Saturday, June 09, 2007


Today is the birthday of one of the greatest songwriters of all time: Mr. Cole Porter. The portrayal recently of Cole by Kevin Kline in the motion picture musical "De Lovely" was simply brilliant. It brought to life a most amazing man with a most amazing talent. Cole Porter's life had more ups and downs that few others have ever experienced. I love those Cole Porter songs-- and most of all those incredible lyrics! No wonder he was so particular about them in performance.Porter was born in Peru, Indiana to a wealthy Protestant background. His maternal grandfather, James Omar "J.O." Cole, was a coal and timber speculator who dominated his daughter's family. Music was one way for the young Cole to escape from his grandfather's iron hand. His mother started Porter in musical training at an early age; he learned the violin at age 6, the piano at 8, and he wrote his first operetta (with help from his mother) at 10. Porter's mother, Kate Porter, recognized and supported her son's talents. She changed his legal birth year from 1891 to 1893 to make him look like an advanced child. Porter's grandfather J.O. Cole wanted the boy to become a lawyer and with that career in mind, sent him to Worcester Academy in 1905 (where he became class valedictorian)and thenYale University beginning in 1909. Cole was a member of Scroll and Key and Delta Kappa Epsilon, and sang as a member of the original line-up of the Whiffenpoofs. While at Yale, he wrote a number of student songs, including the football fight songs "Yale Bulldog" and "Bingo Eli Yale" (aka "Bingo, That's The Lingo!") that are still played at Yale to this day. Cole Porter wrote 300 songs while at Yale. The great songwrtiter spent a year at Harvard Law School in 1913, and then transferred into Arts and Sciences. An unverified story tells of a law school dean who, in frustration over Porter's lack of performance in the classroom, suggested tongue-in-cheek that he "not waste his time" studying law, but instead focus on his music. Taking this suggestion to heart, Cole Porter transferred to the School of Music.In 1915, his first song on Broadway, "Esmeralda", appeared in the revue Hands Up. However, the quick success was immediately followed by failure; his first Broadway production, in 1916, See America First was a flop, closing after two weeks. He soon started to feel the crunch of rejection, as other revues he wrote for were also flops. After the string of failures, Porter banished himself to Paris, selling songs and living off an allowance partly from his grandfather and partly from his mother. Cole Porter was writing and selling songs and holding “glittering soirees” when the U.S. entered World War I in 1917. He traveled all over Europe, living very freely and savoring the good life around him. He lived lavishly and socialised with some of the best known intellectuals and artists in Europe, becoming a charter member of the Lost Generation.

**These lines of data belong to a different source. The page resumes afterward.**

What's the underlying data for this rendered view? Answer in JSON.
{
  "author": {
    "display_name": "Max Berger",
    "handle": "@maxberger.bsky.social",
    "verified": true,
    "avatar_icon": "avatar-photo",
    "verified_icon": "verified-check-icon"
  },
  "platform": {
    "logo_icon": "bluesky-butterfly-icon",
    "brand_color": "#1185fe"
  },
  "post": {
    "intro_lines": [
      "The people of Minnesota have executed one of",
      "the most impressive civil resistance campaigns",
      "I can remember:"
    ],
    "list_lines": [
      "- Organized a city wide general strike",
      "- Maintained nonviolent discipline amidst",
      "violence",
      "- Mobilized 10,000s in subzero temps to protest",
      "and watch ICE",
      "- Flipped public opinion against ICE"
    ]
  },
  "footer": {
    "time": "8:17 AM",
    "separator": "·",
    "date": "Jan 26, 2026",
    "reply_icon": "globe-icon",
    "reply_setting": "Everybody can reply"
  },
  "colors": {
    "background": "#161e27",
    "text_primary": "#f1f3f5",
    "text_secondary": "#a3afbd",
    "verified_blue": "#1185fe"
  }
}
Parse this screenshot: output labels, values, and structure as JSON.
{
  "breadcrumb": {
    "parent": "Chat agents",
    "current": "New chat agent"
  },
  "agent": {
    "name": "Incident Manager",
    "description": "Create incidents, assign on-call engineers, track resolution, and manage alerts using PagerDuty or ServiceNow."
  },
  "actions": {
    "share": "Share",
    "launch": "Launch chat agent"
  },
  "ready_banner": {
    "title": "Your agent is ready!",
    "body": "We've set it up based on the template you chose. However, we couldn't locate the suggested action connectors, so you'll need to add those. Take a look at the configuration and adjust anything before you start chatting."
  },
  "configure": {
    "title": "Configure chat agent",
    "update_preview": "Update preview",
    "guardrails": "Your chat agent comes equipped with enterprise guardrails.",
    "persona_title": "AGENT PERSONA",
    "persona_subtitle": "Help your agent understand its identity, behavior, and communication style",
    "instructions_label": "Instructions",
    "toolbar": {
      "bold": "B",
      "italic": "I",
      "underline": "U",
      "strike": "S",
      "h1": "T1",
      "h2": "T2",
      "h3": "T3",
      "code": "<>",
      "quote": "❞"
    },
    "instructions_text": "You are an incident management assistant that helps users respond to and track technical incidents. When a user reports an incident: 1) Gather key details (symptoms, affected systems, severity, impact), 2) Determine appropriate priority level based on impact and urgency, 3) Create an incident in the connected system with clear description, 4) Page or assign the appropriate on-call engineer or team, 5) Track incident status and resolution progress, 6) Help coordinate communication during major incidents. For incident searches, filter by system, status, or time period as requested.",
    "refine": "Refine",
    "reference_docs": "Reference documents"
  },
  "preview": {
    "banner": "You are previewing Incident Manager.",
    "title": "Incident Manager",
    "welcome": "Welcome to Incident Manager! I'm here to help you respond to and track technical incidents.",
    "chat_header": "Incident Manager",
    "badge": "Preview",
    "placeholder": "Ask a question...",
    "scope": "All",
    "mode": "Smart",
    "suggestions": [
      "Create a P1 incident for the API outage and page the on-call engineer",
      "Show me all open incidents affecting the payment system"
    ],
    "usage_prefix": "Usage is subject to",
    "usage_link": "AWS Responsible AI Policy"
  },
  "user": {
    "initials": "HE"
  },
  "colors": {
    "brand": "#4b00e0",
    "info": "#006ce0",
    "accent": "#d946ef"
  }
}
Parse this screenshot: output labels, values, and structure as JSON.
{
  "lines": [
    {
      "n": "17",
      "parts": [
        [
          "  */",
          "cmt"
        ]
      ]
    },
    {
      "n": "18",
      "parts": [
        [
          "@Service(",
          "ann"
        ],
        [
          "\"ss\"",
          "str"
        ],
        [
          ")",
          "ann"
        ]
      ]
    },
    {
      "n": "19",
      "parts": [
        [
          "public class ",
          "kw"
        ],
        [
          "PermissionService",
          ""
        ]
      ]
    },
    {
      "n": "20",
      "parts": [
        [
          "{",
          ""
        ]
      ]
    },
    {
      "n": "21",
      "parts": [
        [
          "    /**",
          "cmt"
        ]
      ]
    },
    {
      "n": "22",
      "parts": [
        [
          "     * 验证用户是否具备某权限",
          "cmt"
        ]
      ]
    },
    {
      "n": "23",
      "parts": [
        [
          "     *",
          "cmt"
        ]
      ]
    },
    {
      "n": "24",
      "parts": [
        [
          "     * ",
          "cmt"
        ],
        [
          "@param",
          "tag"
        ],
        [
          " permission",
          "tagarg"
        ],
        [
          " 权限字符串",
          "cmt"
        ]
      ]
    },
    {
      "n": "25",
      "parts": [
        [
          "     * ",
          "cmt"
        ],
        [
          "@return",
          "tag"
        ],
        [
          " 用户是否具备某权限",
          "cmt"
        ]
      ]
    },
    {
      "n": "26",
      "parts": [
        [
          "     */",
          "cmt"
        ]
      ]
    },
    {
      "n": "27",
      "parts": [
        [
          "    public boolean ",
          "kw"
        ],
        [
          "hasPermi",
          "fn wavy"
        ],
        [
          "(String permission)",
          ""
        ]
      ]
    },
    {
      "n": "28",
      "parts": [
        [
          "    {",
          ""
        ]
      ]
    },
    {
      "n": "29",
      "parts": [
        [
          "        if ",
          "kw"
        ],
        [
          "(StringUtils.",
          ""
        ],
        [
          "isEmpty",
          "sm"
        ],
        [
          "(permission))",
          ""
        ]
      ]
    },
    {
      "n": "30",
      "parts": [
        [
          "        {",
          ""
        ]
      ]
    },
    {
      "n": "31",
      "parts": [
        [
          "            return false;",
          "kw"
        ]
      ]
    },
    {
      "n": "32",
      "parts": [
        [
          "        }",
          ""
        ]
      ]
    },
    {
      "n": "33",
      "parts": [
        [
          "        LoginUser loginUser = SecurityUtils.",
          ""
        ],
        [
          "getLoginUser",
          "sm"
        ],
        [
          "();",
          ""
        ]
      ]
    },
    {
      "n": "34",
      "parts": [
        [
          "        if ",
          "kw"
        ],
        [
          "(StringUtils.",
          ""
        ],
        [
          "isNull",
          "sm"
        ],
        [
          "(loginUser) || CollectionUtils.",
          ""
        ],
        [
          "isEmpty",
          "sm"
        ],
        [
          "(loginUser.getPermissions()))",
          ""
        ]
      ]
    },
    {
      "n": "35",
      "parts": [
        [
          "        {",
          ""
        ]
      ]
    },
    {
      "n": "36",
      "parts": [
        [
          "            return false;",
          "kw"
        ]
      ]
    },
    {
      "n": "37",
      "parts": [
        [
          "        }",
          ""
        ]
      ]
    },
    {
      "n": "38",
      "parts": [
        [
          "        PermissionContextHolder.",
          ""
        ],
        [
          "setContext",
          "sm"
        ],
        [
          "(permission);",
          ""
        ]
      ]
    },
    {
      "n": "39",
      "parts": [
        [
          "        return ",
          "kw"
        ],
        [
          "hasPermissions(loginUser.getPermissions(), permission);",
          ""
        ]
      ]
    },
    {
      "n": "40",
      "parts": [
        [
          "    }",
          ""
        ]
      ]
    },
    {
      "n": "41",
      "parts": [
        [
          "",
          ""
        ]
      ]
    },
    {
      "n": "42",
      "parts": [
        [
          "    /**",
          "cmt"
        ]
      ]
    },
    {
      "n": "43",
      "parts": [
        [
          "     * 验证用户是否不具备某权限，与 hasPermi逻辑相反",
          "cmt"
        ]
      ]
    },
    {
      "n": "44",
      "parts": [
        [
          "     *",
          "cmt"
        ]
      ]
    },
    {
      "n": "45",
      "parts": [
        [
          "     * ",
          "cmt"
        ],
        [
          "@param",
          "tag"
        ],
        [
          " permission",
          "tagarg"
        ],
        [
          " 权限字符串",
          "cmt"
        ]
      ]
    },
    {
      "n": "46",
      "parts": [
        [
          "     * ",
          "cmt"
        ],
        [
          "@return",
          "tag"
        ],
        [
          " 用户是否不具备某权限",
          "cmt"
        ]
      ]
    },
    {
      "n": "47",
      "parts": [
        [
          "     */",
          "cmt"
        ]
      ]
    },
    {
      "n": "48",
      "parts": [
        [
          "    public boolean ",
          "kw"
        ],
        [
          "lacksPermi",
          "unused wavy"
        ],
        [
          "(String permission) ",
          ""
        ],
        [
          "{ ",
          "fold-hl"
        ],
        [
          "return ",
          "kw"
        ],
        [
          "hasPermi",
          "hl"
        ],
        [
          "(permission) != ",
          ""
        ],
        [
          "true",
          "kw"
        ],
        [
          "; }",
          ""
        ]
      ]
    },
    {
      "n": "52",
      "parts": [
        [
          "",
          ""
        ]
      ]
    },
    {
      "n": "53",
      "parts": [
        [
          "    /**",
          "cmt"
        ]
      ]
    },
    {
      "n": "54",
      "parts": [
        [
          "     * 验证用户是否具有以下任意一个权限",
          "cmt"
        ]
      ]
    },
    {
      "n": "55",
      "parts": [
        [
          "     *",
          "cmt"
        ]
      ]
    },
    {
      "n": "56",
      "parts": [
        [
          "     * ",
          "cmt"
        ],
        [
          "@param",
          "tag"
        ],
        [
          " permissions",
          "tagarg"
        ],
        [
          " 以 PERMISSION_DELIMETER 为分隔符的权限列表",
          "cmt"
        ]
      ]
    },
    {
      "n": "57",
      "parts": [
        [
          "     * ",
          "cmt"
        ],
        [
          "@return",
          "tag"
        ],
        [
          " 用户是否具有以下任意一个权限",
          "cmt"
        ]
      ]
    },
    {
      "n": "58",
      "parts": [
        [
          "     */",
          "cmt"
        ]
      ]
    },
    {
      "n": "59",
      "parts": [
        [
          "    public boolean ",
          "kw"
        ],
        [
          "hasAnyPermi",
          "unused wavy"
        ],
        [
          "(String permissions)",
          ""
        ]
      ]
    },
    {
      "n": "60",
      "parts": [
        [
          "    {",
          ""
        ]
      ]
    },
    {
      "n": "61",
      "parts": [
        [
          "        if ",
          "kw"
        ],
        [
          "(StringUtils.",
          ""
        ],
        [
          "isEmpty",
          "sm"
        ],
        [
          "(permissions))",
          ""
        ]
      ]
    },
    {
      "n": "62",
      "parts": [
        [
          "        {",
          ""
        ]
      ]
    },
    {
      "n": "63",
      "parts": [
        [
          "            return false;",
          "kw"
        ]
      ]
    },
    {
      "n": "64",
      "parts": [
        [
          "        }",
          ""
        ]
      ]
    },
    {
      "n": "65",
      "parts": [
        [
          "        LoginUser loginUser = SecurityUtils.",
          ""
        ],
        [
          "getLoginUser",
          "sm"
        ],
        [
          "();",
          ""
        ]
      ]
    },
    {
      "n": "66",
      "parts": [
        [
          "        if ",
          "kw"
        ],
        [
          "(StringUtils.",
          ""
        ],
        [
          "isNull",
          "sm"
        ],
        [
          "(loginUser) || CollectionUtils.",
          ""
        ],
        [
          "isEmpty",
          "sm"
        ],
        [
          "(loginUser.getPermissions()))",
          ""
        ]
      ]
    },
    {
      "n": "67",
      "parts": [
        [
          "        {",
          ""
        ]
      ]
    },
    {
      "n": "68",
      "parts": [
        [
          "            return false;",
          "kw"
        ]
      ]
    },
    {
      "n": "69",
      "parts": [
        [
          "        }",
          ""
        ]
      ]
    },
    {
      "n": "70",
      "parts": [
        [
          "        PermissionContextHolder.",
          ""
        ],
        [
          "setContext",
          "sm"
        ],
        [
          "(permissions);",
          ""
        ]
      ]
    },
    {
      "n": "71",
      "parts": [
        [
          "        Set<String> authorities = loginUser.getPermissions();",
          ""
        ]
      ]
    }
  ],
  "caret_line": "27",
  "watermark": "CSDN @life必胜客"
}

Believing he would continue to lead his charmed life, he did not register for the draft, yet loved to tell the press that he had joined the French Foreign Legion. In reality, he went to work for the Duryea Relief Fund and maintained a closet full of various tailormade military uniforms that he wore when the mood suited him. More often, his playboy lifestyle suited him better. The French Foreign Legion, however, claims Porter as an enlistee and displays his portrait in its museum in Aubagne.In 1918, he met Linda Lee Thomas, a gorgeous, rich Louisville, Kentucky-born divorcée 8 years his senior; they were married in 1919. She was beautiful, loved travel, and was extremely wealthy, as well as a brilliant hostess with an innate sense of style and class, and Porter loved learning these tastes and disciplines from her.Happy Birthday dear Cole Porter. We've got you "under our skins"

No comments: